* **Description of the task**: Count the lines that contain the string "grid" in the records beneath, and respond with the number only.

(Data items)
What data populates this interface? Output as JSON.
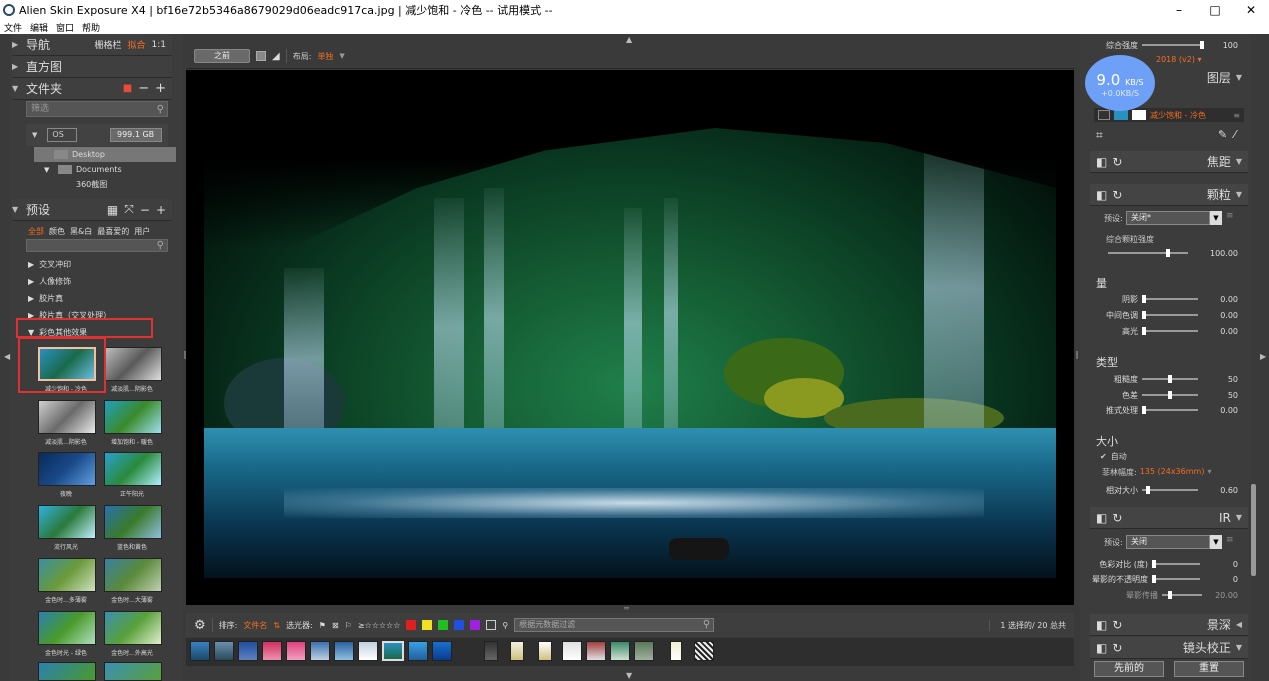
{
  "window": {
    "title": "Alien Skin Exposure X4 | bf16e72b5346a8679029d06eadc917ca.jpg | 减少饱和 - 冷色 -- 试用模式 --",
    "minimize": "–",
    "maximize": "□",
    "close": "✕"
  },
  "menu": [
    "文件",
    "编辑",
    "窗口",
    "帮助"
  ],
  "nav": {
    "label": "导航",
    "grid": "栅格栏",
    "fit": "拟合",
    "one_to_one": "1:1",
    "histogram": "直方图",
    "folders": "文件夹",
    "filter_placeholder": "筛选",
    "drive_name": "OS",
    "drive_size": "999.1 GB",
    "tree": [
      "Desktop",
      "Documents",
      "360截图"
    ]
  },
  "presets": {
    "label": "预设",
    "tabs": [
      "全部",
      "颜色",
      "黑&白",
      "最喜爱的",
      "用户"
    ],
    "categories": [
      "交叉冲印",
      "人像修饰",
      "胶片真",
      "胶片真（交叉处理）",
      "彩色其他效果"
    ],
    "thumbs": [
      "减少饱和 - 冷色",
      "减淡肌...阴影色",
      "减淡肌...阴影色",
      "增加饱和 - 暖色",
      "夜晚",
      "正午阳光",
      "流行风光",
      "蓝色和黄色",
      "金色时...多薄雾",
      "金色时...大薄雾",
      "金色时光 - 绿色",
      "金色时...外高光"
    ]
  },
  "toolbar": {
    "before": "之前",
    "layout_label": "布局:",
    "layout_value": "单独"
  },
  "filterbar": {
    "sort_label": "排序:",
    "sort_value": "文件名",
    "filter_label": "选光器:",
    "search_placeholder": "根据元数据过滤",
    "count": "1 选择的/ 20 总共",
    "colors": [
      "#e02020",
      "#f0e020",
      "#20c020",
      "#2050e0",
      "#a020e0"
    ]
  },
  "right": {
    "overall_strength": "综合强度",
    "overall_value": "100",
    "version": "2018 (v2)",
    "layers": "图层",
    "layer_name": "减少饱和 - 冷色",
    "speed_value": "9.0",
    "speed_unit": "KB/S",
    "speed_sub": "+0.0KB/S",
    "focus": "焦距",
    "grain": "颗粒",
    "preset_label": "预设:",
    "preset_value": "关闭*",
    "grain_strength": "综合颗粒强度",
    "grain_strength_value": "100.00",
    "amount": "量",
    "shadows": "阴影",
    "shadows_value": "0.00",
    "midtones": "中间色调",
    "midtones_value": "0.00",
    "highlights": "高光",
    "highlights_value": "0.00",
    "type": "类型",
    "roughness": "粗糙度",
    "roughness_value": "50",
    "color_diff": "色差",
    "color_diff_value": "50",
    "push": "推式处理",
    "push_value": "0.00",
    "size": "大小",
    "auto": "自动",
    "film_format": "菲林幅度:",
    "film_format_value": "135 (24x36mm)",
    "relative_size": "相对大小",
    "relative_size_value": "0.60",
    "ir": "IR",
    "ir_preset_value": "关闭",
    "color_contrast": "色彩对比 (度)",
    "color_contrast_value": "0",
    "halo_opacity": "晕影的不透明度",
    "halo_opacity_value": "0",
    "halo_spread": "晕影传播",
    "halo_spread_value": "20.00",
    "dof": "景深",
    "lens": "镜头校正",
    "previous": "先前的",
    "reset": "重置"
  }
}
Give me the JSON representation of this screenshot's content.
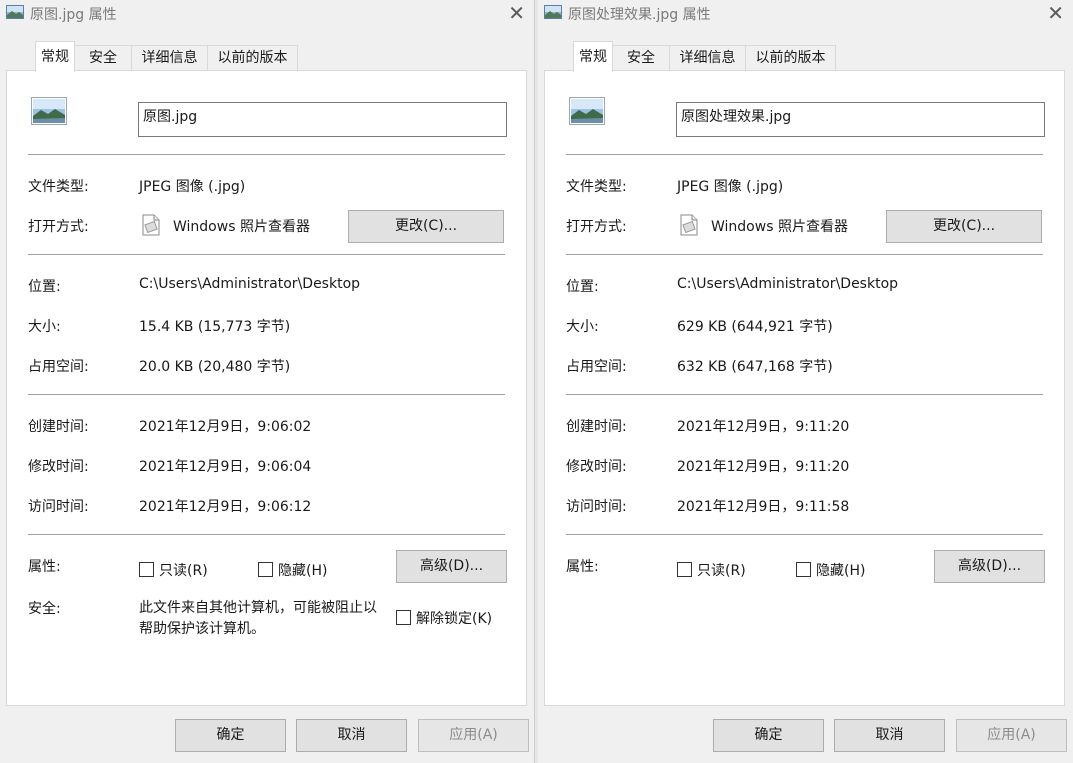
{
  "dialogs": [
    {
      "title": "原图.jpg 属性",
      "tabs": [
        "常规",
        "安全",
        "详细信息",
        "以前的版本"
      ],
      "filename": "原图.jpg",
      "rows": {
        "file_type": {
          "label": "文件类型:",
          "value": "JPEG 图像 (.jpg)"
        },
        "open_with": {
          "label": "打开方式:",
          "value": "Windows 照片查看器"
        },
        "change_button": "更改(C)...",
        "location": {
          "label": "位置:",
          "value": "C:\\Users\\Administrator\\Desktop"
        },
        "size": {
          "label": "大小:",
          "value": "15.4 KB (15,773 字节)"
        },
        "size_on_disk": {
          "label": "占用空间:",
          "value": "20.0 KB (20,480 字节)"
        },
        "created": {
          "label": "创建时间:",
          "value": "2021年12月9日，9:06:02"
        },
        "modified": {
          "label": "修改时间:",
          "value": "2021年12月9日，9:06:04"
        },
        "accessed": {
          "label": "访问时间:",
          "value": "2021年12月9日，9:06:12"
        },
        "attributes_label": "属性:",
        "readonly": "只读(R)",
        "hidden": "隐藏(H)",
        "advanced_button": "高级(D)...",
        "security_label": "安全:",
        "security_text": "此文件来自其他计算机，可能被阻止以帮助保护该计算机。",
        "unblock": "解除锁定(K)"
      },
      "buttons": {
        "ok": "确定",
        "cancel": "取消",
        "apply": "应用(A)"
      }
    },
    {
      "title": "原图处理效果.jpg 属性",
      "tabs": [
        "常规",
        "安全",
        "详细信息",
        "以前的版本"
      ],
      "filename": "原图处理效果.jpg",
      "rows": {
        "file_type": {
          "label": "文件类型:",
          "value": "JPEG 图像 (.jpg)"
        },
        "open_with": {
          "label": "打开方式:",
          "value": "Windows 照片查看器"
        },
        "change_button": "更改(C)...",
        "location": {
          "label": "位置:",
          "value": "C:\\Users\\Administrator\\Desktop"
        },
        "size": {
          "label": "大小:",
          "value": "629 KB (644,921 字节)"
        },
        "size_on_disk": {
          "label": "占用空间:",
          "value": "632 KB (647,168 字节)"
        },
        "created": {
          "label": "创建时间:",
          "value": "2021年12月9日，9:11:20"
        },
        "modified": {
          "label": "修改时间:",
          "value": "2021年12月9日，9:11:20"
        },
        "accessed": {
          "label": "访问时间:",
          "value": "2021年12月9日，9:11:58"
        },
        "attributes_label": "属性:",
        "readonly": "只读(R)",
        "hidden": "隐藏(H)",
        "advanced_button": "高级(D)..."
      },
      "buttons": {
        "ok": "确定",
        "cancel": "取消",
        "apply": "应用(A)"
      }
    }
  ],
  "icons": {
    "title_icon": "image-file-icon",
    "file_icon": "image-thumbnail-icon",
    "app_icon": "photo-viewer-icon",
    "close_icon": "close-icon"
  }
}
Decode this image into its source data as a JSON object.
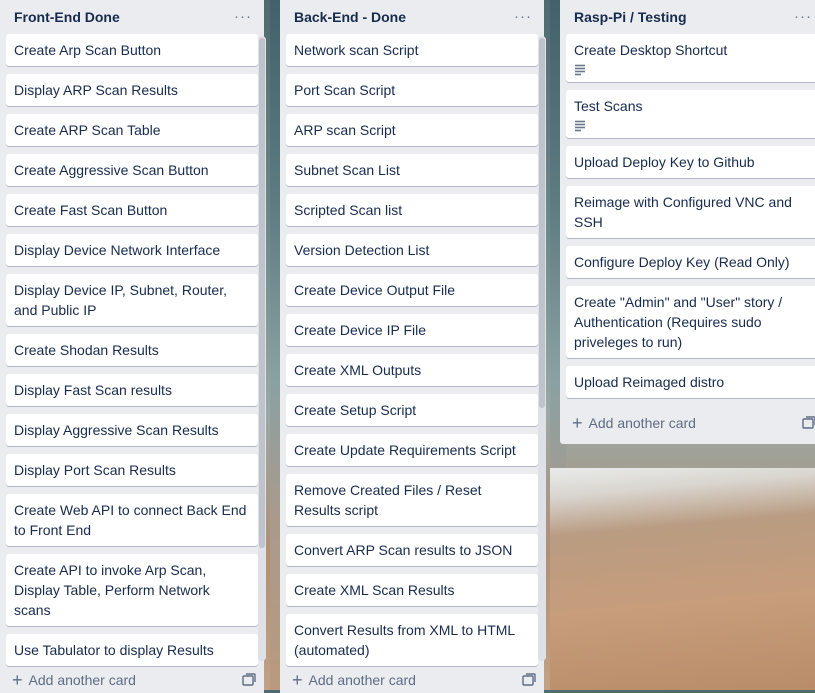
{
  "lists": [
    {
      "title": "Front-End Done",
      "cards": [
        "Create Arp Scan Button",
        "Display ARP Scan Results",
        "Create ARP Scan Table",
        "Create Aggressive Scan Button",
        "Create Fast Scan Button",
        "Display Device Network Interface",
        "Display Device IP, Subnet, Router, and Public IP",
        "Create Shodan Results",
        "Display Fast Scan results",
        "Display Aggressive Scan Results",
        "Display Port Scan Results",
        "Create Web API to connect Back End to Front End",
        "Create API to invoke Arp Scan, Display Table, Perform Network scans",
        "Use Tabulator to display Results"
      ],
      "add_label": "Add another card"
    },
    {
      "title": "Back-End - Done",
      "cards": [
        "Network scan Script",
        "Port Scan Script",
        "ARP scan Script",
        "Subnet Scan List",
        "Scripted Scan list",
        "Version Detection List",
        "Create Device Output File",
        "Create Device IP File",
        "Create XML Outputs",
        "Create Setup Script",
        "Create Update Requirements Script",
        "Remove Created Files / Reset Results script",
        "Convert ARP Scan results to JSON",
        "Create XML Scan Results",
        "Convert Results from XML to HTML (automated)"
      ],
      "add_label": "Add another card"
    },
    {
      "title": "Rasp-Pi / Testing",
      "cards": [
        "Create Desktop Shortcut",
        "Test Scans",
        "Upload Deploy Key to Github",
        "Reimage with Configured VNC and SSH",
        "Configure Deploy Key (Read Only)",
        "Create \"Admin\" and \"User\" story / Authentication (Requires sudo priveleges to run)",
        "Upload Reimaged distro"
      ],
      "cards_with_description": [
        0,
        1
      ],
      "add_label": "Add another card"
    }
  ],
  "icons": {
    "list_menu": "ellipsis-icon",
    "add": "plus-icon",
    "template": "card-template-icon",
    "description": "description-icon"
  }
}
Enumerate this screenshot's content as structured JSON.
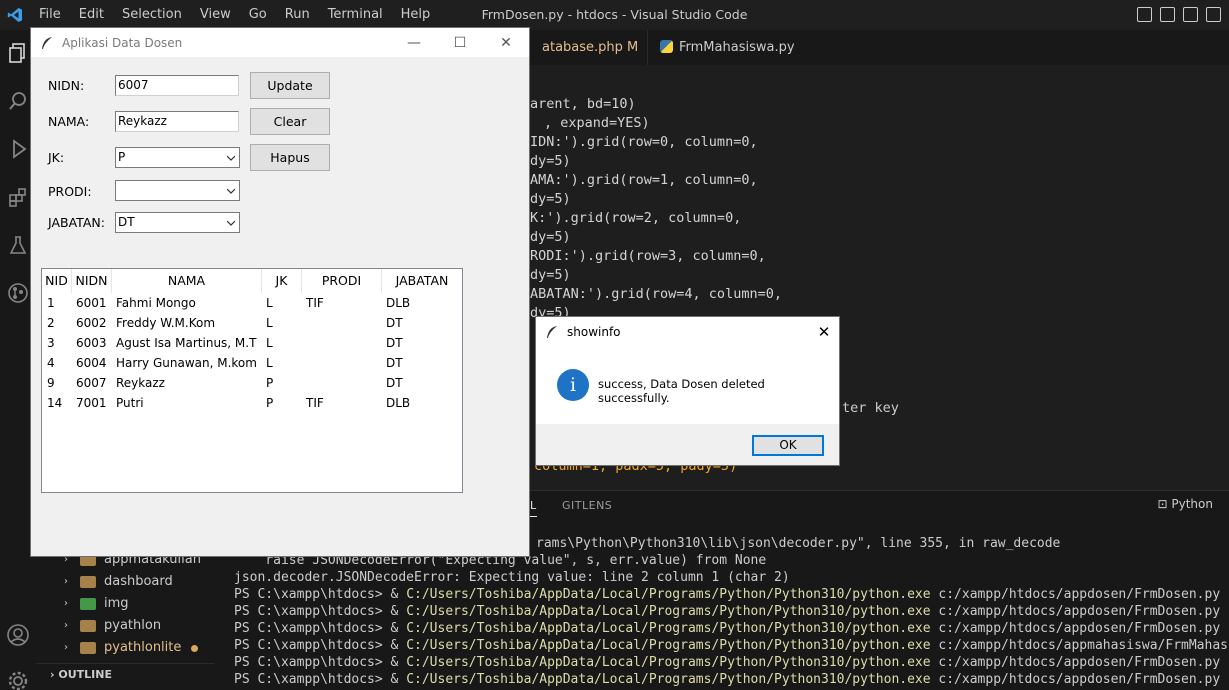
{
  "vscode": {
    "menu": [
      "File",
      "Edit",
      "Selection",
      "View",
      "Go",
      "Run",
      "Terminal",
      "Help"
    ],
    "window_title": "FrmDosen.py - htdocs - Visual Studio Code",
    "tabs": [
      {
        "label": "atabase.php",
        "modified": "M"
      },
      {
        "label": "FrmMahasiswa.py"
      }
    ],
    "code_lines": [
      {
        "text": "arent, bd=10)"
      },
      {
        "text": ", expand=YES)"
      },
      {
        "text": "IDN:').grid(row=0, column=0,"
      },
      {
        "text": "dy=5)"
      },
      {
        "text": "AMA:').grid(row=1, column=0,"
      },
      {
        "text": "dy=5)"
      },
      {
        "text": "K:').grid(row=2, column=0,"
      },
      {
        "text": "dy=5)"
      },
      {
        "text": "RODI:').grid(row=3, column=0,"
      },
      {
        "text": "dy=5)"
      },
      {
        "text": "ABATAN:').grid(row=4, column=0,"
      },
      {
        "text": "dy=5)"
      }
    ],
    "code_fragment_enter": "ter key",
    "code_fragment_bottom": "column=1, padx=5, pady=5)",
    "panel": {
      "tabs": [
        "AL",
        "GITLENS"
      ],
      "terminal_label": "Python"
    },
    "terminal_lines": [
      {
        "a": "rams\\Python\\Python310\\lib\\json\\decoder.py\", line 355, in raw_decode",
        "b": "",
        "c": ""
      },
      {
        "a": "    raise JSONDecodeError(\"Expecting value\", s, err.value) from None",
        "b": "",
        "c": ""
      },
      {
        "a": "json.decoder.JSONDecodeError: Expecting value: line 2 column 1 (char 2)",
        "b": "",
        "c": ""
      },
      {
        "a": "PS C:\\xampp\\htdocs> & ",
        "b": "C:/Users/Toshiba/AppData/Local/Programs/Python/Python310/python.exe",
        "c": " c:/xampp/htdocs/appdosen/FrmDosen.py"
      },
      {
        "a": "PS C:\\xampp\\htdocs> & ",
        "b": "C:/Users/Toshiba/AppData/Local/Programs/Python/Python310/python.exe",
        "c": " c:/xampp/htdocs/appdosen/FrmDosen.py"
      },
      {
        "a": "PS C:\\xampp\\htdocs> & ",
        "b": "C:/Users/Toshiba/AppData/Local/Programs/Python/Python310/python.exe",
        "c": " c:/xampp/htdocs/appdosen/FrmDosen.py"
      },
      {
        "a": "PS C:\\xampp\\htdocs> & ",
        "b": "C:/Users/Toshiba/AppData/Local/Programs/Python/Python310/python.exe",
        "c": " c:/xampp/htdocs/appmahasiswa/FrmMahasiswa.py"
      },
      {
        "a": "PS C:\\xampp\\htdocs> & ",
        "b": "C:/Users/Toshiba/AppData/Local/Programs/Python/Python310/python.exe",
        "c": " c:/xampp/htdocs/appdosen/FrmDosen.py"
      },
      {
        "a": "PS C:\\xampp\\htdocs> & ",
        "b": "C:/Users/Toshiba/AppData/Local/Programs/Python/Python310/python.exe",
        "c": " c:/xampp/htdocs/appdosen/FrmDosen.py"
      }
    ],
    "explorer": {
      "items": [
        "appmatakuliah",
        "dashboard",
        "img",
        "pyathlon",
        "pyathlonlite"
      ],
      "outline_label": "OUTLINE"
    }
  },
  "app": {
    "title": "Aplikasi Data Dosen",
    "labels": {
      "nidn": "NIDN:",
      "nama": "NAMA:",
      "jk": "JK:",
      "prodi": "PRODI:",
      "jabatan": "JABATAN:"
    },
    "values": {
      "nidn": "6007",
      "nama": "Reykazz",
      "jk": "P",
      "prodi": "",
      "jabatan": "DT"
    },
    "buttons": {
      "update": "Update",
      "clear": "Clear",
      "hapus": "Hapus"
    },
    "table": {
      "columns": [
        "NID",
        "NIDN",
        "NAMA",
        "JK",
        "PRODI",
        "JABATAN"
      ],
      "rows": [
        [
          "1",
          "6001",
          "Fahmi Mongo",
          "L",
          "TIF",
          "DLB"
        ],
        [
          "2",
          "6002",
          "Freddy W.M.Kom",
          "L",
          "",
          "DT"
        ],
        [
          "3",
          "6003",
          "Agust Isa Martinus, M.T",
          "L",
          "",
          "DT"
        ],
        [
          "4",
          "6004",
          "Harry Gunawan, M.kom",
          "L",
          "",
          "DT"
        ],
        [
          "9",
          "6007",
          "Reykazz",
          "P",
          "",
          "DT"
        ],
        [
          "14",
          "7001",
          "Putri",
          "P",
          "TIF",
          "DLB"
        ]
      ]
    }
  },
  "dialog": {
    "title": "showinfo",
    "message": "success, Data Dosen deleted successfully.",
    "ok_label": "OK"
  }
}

* **Exercise result**: 6